◆ **ACTIVITY**:
This exercise calls for copying every line below that holds the word "directory".

(Entries from a dataset of interfaces)
◇ ◇ ◇ ◇
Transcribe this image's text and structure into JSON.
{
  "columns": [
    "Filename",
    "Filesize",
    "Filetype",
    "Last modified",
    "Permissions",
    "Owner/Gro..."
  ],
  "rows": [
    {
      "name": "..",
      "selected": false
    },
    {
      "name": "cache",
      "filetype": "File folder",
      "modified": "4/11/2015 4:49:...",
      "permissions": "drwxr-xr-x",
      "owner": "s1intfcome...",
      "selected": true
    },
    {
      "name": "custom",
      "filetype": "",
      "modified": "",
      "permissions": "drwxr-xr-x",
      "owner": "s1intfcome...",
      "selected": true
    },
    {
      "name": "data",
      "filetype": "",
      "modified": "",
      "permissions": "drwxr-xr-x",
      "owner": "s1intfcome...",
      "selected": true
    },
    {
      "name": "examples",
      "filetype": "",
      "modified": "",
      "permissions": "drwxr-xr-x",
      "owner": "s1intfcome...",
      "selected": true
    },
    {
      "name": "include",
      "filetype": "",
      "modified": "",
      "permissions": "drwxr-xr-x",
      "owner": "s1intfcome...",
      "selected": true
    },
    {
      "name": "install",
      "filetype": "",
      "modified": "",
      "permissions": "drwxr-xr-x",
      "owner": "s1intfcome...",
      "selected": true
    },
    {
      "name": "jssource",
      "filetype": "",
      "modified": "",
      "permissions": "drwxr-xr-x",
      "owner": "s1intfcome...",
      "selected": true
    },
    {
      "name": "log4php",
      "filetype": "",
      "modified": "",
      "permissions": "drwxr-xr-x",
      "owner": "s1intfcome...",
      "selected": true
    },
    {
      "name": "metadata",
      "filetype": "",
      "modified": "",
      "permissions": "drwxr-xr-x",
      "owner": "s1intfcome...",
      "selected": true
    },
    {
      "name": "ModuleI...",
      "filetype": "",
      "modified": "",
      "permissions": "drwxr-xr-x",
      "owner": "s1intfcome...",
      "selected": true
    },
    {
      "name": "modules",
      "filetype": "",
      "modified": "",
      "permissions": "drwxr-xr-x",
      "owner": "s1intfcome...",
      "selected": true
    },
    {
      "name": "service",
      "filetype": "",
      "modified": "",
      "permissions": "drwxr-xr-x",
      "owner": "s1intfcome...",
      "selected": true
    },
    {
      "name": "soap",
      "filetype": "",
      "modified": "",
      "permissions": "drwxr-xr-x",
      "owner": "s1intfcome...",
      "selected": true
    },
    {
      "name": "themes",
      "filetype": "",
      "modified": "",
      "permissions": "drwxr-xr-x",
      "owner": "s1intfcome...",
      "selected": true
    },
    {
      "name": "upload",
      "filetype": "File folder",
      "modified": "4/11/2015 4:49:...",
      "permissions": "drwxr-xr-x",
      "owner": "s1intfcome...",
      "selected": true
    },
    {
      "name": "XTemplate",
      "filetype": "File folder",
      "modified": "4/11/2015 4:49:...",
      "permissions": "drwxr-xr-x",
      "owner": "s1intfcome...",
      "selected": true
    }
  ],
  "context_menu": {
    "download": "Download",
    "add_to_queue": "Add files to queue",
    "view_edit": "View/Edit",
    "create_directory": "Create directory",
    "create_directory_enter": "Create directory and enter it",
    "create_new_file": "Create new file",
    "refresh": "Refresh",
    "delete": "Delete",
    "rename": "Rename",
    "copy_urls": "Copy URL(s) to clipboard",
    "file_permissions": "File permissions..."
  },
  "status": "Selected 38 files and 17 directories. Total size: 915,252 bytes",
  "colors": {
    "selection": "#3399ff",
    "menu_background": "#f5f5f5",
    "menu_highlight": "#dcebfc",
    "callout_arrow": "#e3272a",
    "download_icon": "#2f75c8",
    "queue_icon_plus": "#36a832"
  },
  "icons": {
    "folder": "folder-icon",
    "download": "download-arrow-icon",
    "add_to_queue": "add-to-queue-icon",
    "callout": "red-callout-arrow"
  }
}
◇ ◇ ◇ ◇
◆ **ANSWER SECTION**:
    "create_directory": "Create directory",
    "create_directory_enter": "Create directory and enter it",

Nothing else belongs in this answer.